‘I want to frustrate the viewer,’ Mark Dion remarks at the opening of his exhibition at the Whitechapel Gallery. He’s referring in particular to Tate Thames Dig (1999) and the seemingly irrelevant taxonomies that this installation creates out of worthless junk combed off the banks of the eponymous river by a team of volunteers. Rubbish, in this case, isn’t simply a material to be transformed into art, but a medium to be shown on its own merit: Dion digs, washes, classifies and presents the meticulously organized refuse in a sumptuous, carved wooden cabinet inspired by early British Museum display cases. Gathering every object found in a week, the work has become a monument to material culture of the past few centuries. If a little tainted, it questions the nature and the hierarchy of our knowledge systems while subtly caricaturing the fetishism of museum collecting: what gets saved and what gets thrown into the rubbish bin of (art) history?
Frustrating as it might be, the exhibition fails to disappoint.
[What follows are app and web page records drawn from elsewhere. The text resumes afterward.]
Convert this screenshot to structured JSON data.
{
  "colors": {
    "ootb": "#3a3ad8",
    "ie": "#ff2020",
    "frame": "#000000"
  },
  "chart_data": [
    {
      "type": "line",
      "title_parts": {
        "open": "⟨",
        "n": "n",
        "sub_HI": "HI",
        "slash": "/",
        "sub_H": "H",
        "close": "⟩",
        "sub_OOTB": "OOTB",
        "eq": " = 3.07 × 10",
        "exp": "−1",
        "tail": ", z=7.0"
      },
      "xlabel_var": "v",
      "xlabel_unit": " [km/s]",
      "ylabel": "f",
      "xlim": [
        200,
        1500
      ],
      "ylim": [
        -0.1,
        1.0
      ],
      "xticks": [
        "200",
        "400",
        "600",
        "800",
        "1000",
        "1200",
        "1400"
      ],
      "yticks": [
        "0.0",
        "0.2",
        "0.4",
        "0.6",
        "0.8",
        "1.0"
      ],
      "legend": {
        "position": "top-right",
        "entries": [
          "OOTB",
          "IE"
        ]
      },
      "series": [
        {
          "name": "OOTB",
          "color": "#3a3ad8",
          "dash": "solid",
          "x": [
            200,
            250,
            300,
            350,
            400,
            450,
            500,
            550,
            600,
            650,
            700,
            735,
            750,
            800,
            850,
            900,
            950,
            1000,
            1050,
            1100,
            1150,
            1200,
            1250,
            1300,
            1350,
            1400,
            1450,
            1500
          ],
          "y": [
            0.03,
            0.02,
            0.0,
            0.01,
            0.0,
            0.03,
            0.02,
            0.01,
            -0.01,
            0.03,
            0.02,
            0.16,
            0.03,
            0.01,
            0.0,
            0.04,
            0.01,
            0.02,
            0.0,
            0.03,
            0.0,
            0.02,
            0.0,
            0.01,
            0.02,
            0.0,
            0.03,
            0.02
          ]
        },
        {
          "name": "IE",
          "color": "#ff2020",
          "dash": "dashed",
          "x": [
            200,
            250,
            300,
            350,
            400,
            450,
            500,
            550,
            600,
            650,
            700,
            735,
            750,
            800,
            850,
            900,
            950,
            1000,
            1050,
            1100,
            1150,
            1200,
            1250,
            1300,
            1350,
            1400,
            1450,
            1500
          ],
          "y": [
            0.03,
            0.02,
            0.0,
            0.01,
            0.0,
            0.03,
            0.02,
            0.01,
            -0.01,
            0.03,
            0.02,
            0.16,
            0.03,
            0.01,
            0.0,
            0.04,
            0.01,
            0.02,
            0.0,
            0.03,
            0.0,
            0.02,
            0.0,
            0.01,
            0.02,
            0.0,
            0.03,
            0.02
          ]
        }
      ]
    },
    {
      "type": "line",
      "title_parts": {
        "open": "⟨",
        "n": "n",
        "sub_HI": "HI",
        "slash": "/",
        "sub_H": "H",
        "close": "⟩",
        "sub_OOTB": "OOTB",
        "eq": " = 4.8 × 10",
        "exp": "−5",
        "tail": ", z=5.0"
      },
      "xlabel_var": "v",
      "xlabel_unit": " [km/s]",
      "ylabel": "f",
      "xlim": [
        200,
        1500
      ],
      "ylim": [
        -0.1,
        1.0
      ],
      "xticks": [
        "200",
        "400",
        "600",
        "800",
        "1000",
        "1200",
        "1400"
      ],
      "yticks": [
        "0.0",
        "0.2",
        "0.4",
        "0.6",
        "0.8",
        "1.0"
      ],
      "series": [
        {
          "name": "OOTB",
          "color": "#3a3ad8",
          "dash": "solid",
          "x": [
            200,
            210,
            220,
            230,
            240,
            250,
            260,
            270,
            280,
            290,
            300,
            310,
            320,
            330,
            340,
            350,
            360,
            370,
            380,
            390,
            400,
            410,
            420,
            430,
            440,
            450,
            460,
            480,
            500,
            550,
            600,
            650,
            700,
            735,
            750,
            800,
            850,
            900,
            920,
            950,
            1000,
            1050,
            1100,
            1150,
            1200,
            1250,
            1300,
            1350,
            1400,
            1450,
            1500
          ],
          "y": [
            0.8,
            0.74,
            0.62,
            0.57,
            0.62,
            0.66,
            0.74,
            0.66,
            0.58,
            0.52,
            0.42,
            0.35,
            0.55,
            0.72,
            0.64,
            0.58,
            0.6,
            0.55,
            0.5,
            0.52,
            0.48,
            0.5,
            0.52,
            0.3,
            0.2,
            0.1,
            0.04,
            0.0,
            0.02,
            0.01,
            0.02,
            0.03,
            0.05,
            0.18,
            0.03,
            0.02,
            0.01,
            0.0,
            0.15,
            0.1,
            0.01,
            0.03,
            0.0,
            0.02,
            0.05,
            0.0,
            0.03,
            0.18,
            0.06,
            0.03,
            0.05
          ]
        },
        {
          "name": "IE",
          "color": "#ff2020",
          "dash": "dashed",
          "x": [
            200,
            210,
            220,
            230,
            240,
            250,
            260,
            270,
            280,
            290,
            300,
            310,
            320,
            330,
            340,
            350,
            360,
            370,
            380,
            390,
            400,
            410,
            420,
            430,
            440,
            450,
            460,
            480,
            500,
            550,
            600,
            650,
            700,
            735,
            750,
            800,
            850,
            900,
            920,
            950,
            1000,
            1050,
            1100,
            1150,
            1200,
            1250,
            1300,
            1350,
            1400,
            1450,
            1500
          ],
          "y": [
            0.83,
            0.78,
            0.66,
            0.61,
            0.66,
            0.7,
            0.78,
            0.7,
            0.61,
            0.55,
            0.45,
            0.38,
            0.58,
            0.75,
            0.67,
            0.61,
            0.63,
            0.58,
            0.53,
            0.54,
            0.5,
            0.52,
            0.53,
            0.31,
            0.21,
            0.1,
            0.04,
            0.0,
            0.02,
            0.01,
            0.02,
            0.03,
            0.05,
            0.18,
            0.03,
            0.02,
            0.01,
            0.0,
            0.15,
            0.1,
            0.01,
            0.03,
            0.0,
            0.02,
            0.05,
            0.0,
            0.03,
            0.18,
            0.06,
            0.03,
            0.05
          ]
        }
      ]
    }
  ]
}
Spread across the gallery’s two floors are around 20 works, as well as drawings and prints, created over the past two decades, which keep an inquisitive mind constantly engaged. ‘I do not want the visitors to rush through, as if it was an Ikea shop,’ Dion says. The art of slowing down is prompted in multiple and multisensory ways: as we peek inside a wooden lodge, Hunting Blind (The Glutton) (2008), where cured meat hangs from the ceiling and a table is set for a feast; examine the mind-boggling detail of the Bureau of the Centre for the Study of Surrealism and its Legacy (2005), a fictional recreation of the Surrealists’ Parisian office of 1924; in a sumptuous library that Dion arranges on the top floor.
The centrepiece of the ground floor is The Library for the Birds of London (2018), a walk-in aviary populated by Australian zebra finches who, examining their curious visitors, jump from branch to branch on an apple tree, rest on Introducing Marxism (2004) and various other books representing the multitude of disciplines that define humankind’s fragmentary approach to knowledge. It seems as if the entire world could be sliced down and placed onto neat shelves in a library: here biology, there mathematics, over there philosophy. The finches chirp ever-gleefully, displaying little interest in science nor the humanities; neither quantum physics nor curative medicine, but rather in the regular seed supplied by staff. Visitors are told to enter and exit the cage with extreme caution, so that none of Dion’s bird friends escape the installation into the wilds of the gallery.
The wilderness is no safe place, as two life-size wooden hunting blinds displayed in the same room remind us. The works focus on the history and culture of hunting: that peculiar human activity combining a profound sense of respect and admiration towards non-human species on the one hand, and the inexplicable brutality of killing for the sake of enjoyment on the other. Dion makes no quick judgments in his portrayal, but rather questions the practice and the associated political and ecological entanglements. Once known as ‘the sport of kings’, the hobby is itself moving fast towards extinction; the intimate and ‘cultured’ tradition of hunting replaced by slaughter on an industrial scale.
Dion has little optimism when it comes to the future, which is perhaps why he directs his gaze almost exclusively towards the past in his work. From renaissance studioli to 16th and 17th-century wunderkammern and Victorian museums, his fictional world offers a full immersion in the history of science, collecting and museum displays of the past five centuries. A place from which we emerge with habitual taxonomies and hierarchies ever so slightly recalibrated.
'Mark Dion: Theatre of the Natural World' is on view at the Whitechapel Gallery, London until 13 May.
Main image: Mark Dion, The Wonder Workshop, 2015, dark oak cabinets, epoxy resin, paint, 124 magic sculpt objects, installation view of Mark Dion: Theatre of the Natural World at Whitechapel Gallery, London, 2018. Courtesy: Whitechapel Gallery, London; photograph: Jeff Spicer/PA Wire
First published in Issue 194